Theatrical release poster
|Directed by||Izu Ojukwu|
|Produced by||Adonaijah Owiriwa |
|Screenplay by||Emmanuel Okomanyi|
|Edited by||Emeka Ojukwu|
|Budget||₦600 million |
’76, formerly Lions of ’76, is a 2016 Nigerian historical fiction drama film directed by Izu Ojukwu and produced by Adonaijah Owiriwa and Izu Ojukwu. It stars Ramsey Nouah, Chidi Mokeme, Rita Dominic, and Ibinabo Fiberesima.
Set six years after the civil war, a young officer from the Middle Belt gets into a romantic relationship with an O-level student from the South-eastern region. However, their relationship is strained by constant military postings. The soldier gets accused of being involved in the unsuccessful 1976 military coup and assassination of General Murtala Mohammed, and the heavily pregnant wife gets entangled in an emotional dilemma.
The historical account in ’76 went through a seven-month approval period at the Nigerian Military before filming started. The film, which is set in the 1970s, was shot in Ibadan, Oyo. The film, which was shot on 16-millimeter film with an Arriflex 416 camera, was in production for about five years.
Set six years after the civil war, a young officer from the Middle Belt, Joseph Dewa, gets into a romantic relationship with an O-level student, Suzanne, from the South-eastern region.

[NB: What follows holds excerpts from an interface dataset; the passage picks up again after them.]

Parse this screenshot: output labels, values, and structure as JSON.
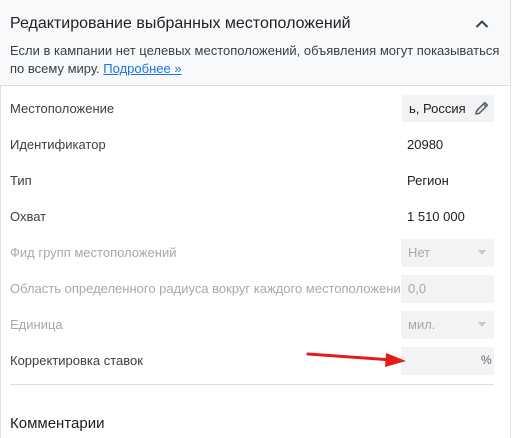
{
  "header": {
    "title": "Редактирование выбранных местоположений",
    "description": "Если в кампании нет целевых местоположений, объявления могут показываться по всему миру.",
    "link_label": "Подробнее »"
  },
  "rows": {
    "location": {
      "label": "Местоположение",
      "value": "ь, Россия"
    },
    "id": {
      "label": "Идентификатор",
      "value": "20980"
    },
    "type": {
      "label": "Тип",
      "value": "Регион"
    },
    "reach": {
      "label": "Охват",
      "value": "1 510 000"
    },
    "feed": {
      "label": "Фид групп местоположений",
      "value": "Нет"
    },
    "radius": {
      "label": "Область определенного радиуса вокруг каждого местоположения",
      "value": "0,0"
    },
    "unit": {
      "label": "Единица",
      "value": "мил."
    },
    "bid": {
      "label": "Корректировка ставок",
      "value": "",
      "suffix": "%"
    }
  },
  "comments": {
    "title": "Комментарии"
  },
  "icons": {
    "collapse": "chevron-up-icon",
    "edit": "pencil-icon",
    "annotation": "red-arrow"
  },
  "colors": {
    "link": "#1a73e8",
    "annotation_arrow": "#e21b1b"
  }
}
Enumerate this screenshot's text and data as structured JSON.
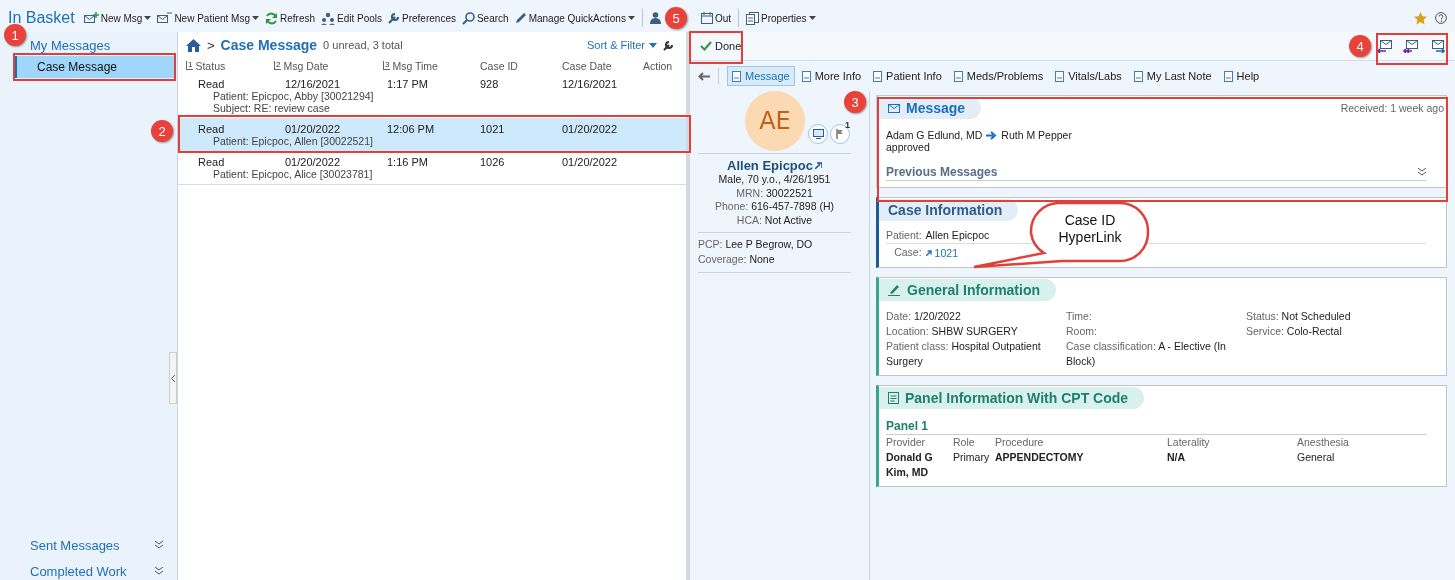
{
  "toolbar": {
    "title": "In Basket",
    "groups": [
      [
        {
          "label": "New Msg",
          "dropdown": true
        },
        {
          "label": "New Patient Msg",
          "dropdown": true
        },
        {
          "label": "Refresh",
          "dropdown": false
        },
        {
          "label": "Edit Pools",
          "dropdown": false
        },
        {
          "label": "Preferences",
          "dropdown": false
        },
        {
          "label": "Search",
          "dropdown": false
        },
        {
          "label": "Manage QuickActions",
          "dropdown": true
        }
      ],
      [
        {
          "dropdown": false
        },
        {
          "label": "Out",
          "dropdown": false
        }
      ],
      [
        {
          "label": "Properties",
          "dropdown": true
        }
      ]
    ]
  },
  "sidebar": {
    "heading": "My Messages",
    "items": [
      {
        "label": "Case Message",
        "selected": true
      }
    ],
    "sections": [
      {
        "label": "Sent Messages"
      },
      {
        "label": "Completed Work"
      }
    ]
  },
  "message_list": {
    "separator": ">",
    "folder": "Case Message",
    "counts": "0 unread, 3 total",
    "sort_filter": "Sort & Filter",
    "columns": [
      {
        "label": "Status",
        "sort_order": "1"
      },
      {
        "label": "Msg Date",
        "sort_order": "2"
      },
      {
        "label": "Msg Time",
        "sort_order": "3"
      },
      {
        "label": "Case ID"
      },
      {
        "label": "Case Date"
      },
      {
        "label": "Action"
      }
    ],
    "rows": [
      {
        "status": "Read",
        "msg_date": "12/16/2021",
        "msg_time": "1:17 PM",
        "case_id": "928",
        "case_date": "12/16/2021",
        "details": [
          "Patient: Epicpoc, Abby [30021294]",
          "Subject: RE: review case"
        ],
        "selected": false
      },
      {
        "status": "Read",
        "msg_date": "01/20/2022",
        "msg_time": "12:06 PM",
        "case_id": "1021",
        "case_date": "01/20/2022",
        "details": [
          "Patient: Epicpoc, Allen [30022521]"
        ],
        "selected": true
      },
      {
        "status": "Read",
        "msg_date": "01/20/2022",
        "msg_time": "1:16 PM",
        "case_id": "1026",
        "case_date": "01/20/2022",
        "details": [
          "Patient: Epicpoc, Alice [30023781]"
        ],
        "selected": false
      }
    ]
  },
  "detail": {
    "done": "Done",
    "tabs": [
      {
        "label": "Message",
        "selected": true
      },
      {
        "label": "More Info",
        "selected": false
      },
      {
        "label": "Patient Info",
        "selected": false
      },
      {
        "label": "Meds/Problems",
        "selected": false
      },
      {
        "label": "Vitals/Labs",
        "selected": false
      },
      {
        "label": "My Last Note",
        "selected": false
      },
      {
        "label": "Help",
        "selected": false
      }
    ],
    "patient": {
      "initials": "AE",
      "flag_count": "1",
      "name": "Allen Epicpoc",
      "lines": [
        {
          "value": "Male, 70 y.o., 4/26/1951"
        },
        {
          "label": "MRN:",
          "value": "30022521"
        },
        {
          "label": "Phone:",
          "value": "616-457-7898 (H)"
        },
        {
          "label": "HCA:",
          "value": "Not Active"
        }
      ],
      "extra": [
        {
          "label": "PCP:",
          "value": "Lee P Begrow, DO"
        },
        {
          "label": "Coverage:",
          "value": "None"
        }
      ]
    },
    "message": {
      "title": "Message",
      "received": "Received: 1 week ago",
      "from": "Adam G Edlund, MD",
      "to": "Ruth M Pepper",
      "body": "approved",
      "previous": "Previous Messages"
    },
    "case_information": {
      "title": "Case Information",
      "fields": [
        {
          "label": "Patient:",
          "value": "Allen Epicpoc",
          "kind": "text"
        },
        {
          "label": "Case:",
          "value": "1021",
          "kind": "link"
        }
      ]
    },
    "general_information": {
      "title": "General Information",
      "columns": [
        [
          {
            "label": "Date:",
            "value": "1/20/2022"
          },
          {
            "label": "Location:",
            "value": "SHBW SURGERY"
          },
          {
            "label": "Patient class:",
            "value": "Hospital Outpatient Surgery"
          }
        ],
        [
          {
            "label": "Time:"
          },
          {
            "label": "Room:"
          },
          {
            "label": "Case classification:",
            "value": "A - Elective (In Block)"
          }
        ],
        [
          {
            "label": "Status:",
            "value": "Not Scheduled"
          },
          {
            "label": "Service:",
            "value": "Colo-Rectal"
          }
        ]
      ]
    },
    "panel_information": {
      "title": "Panel Information With CPT Code",
      "panels": [
        {
          "name": "Panel 1",
          "columns": [
            "Provider",
            "Role",
            "Procedure",
            "Laterality",
            "Anesthesia"
          ],
          "rows": [
            [
              "Donald G Kim, MD",
              "Primary",
              "APPENDECTOMY",
              "N/A",
              "General"
            ]
          ]
        }
      ]
    }
  },
  "annotations": {
    "markers": [
      "1",
      "2",
      "3",
      "4",
      "5"
    ],
    "callout": [
      "Case ID",
      "HyperLink"
    ]
  }
}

However, their relationship is strained by constant military postings and Suzanne's family who constantly complained of not wanting to have anything to do with Joseph's people.

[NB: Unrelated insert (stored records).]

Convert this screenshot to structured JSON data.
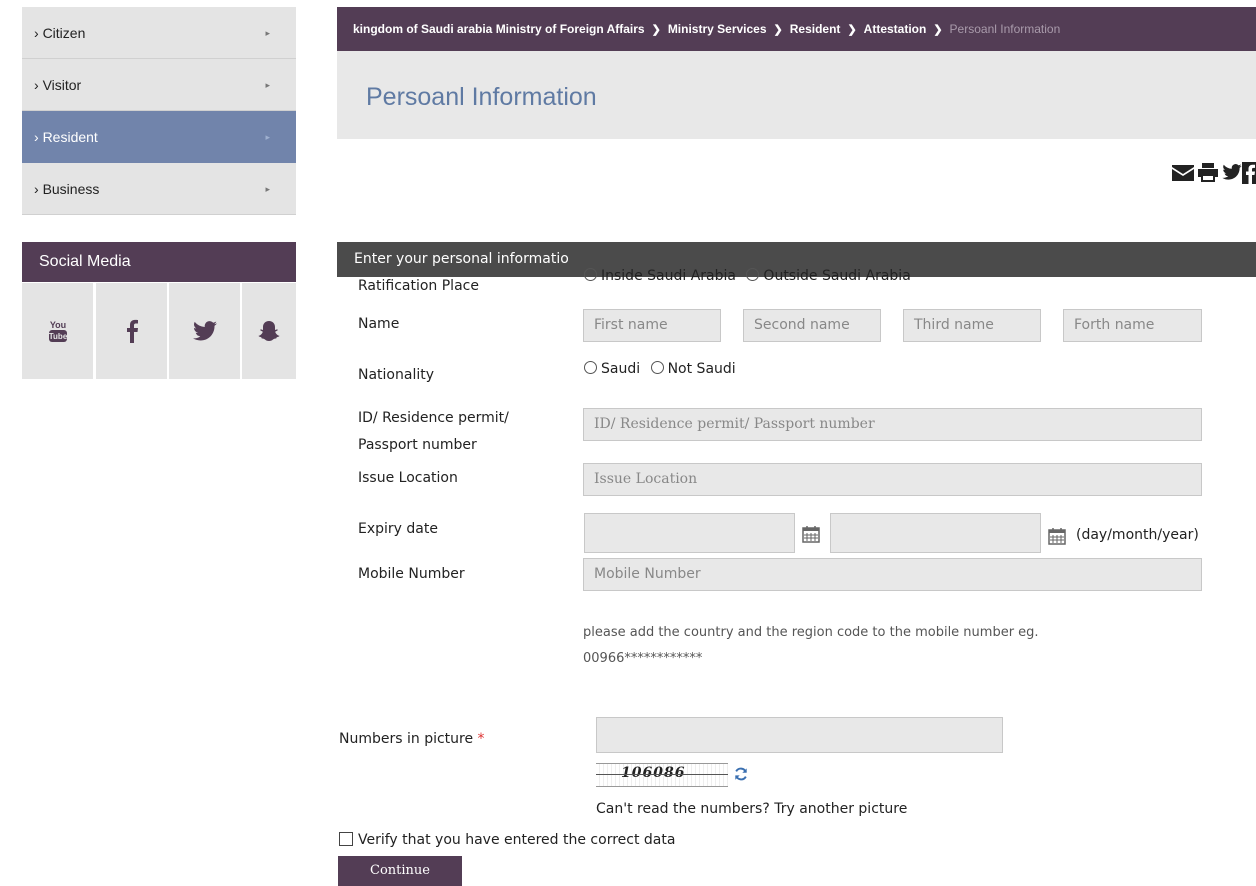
{
  "sidebar": {
    "items": [
      {
        "label": "Citizen"
      },
      {
        "label": "Visitor"
      },
      {
        "label": "Resident"
      },
      {
        "label": "Business"
      }
    ],
    "arrow": "›",
    "item_arrow": "▸"
  },
  "social": {
    "title": "Social Media",
    "icons": [
      "youtube-icon",
      "facebook-icon",
      "twitter-icon",
      "snapchat-icon"
    ],
    "youtube_text": "You Tube"
  },
  "breadcrumb": {
    "items": [
      "kingdom of Saudi arabia Ministry of Foreign Affairs",
      "Ministry Services",
      "Resident",
      "Attestation"
    ],
    "current": "Persoanl Information",
    "separator": "❯"
  },
  "page_title": "Persoanl Information",
  "share_icons": [
    "mail-icon",
    "print-icon",
    "twitter-icon",
    "facebook-icon"
  ],
  "form": {
    "section_title": "Enter your personal informatio",
    "ratification": {
      "label": "Ratification Place",
      "options": [
        "Inside Saudi Arabia",
        "Outside Saudi Arabia"
      ]
    },
    "name": {
      "label": "Name",
      "placeholders": [
        "First name",
        "Second name",
        "Third name",
        "Forth name"
      ]
    },
    "nationality": {
      "label": "Nationality",
      "options": [
        "Saudi",
        "Not Saudi"
      ]
    },
    "id": {
      "label_line1": "ID/ Residence permit/",
      "label_line2": "Passport number",
      "placeholder": "ID/ Residence permit/ Passport number"
    },
    "issue_location": {
      "label": "Issue Location",
      "placeholder": "Issue Location"
    },
    "expiry": {
      "label": "Expiry date",
      "format": "(day/month/year)"
    },
    "mobile": {
      "label": "Mobile Number",
      "placeholder": "Mobile Number",
      "hint_line1": "please add the country and the region code to the mobile number eg.",
      "hint_line2": "00966************"
    },
    "captcha": {
      "label": "Numbers in picture",
      "required_mark": "*",
      "code": "106086",
      "refresh_hint": "Can't read the numbers? Try another picture"
    },
    "verify_label": "Verify that you have entered the correct data",
    "continue_label": "Continue"
  },
  "colors": {
    "brand_purple": "#533d55",
    "active_blue": "#7184ab",
    "title_blue": "#5f7aa3"
  }
}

In a series of event that followed and betrayal of trust from Joseph's friend, Gomos, Joseph gets accused of being involved in the unsuccessful 1976 military coup and assassination of General Murtala Mohammed. His release will be based on his innocence by producing his Identity Card, of which he couldn't.

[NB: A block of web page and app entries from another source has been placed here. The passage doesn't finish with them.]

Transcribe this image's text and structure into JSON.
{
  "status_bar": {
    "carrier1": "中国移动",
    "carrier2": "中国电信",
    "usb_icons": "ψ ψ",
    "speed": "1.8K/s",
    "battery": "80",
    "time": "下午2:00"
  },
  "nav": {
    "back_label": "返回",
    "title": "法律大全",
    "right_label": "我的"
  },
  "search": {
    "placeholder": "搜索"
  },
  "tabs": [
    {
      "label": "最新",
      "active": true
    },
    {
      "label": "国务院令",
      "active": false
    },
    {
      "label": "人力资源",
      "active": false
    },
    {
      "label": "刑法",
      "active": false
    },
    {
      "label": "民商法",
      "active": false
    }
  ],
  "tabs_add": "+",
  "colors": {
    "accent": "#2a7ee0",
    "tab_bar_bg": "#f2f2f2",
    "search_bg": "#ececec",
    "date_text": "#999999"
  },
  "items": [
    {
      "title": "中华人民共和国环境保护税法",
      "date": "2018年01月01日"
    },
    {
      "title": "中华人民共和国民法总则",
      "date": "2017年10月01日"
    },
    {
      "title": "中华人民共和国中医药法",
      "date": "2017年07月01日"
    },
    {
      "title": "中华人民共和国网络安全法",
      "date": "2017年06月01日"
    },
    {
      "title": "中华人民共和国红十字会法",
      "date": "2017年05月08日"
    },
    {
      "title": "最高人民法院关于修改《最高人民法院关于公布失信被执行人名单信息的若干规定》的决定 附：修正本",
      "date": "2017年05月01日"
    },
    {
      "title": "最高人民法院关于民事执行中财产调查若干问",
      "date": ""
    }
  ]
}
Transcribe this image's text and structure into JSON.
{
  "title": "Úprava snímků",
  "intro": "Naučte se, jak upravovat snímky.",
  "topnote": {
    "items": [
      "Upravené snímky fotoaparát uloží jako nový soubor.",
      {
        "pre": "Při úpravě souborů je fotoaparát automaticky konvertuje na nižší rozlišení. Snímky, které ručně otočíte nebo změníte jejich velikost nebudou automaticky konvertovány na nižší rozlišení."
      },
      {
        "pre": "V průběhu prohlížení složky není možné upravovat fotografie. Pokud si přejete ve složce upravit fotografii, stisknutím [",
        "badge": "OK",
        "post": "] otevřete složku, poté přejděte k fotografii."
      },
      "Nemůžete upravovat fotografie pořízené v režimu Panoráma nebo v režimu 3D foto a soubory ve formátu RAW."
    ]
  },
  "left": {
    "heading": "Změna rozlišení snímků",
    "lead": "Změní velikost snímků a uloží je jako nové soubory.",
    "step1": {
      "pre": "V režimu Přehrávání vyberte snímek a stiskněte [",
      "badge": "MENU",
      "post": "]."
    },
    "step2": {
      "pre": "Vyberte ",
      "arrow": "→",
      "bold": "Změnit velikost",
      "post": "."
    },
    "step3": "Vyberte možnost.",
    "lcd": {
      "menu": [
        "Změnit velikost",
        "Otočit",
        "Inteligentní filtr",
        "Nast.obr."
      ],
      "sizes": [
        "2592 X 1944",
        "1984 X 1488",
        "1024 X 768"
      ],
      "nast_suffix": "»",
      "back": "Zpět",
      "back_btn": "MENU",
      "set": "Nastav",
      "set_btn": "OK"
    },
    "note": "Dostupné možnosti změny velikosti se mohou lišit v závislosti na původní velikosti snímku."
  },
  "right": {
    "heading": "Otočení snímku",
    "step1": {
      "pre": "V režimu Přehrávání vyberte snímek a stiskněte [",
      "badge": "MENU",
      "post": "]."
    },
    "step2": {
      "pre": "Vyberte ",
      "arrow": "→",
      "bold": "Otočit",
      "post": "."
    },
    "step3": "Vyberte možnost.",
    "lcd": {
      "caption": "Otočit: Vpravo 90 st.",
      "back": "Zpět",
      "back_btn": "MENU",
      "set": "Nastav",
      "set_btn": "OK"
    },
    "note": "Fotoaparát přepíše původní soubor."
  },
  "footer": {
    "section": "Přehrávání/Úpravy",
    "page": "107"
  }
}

Suzanne went through a lot of emotional pains, coupled with the delivery of a baby girl. She eventually did everything she could to prove his husband's innocence. Joseph wasn't executed, but was dismissed from the army.
Ojukwu always had fantasies about making military movies, so much that he followed many coup stories. When the ’76 project came along, he had to do a lot more readings and research, and also consult scholars on the crucial aspects of the story, to ensure historical accuracy; over a year was spent on the pre-production stage of the film. The historical account of ’76 had the support of the Nigerian Military, as the script went through a seven-month investigation and approval period before filming started. The military also assigned personnel to train the actors and guide the military aspect of the film. During the film's development, the director tried to minimize violence as he wanted people to focus on the story and not get distracted or pissed off by gory images. Eight period cars of the 1970s were refurbished to be used in the film.
Filming took place mainly at Mokola Barracks, Ibadan, Oyo. The film was shot using Arriflex 416 Super 16 cameras; It was initially meant to be shot on 35mm film, but the ground glass of one of the cameras to be used got damaged. As a result, the director opted to shoot on 16mm film instead. The film stock used for filming, along with other equipment used for production, were subsidized by the Nigerian Film Corporation. After over four months on set, Principal photography was concluded during July 2012.
A teaser trailer was released to the public on 20 November 2012 The release was initially slated for 4 October 2013, but it was pushed back indefinitely due to delayed post production. A first official trailer for the film was released on 14 November 2014. The film was selected to premiere at the Toronto International film Festival during September 2016, and at the BFI London Film Festival. The film was released on 25 November 2016.
Izu Ojukwu stated that "it’s a story told from a dual point of view—from the soldier’s patriotic perspective and from that of the officer’s wives." Ojukwu also made it clear that the film paid homage to the strength of soldiers' wives: "As far as I’m concerned, the wives are the real soldiers.... They are the ones who suffer from whatever decisions their husbands make—whether on the battlefield or within their office complexes."
Issues reflected in the film include the rumours of foreign involvement in Murtala Muhammed's coup. Ojukwu stated: "You cannot run away from them…. You must deal with all the rumours—although we cannot say, factually, what happened…." The film also strongly portrayed intertribal marriages; ’76 is set six years after the Nigerian Civil War, and, according to the director, this was an era when the Nigerian people started playing down on all forms of discrimination and saw themselves more as brothers and sisters.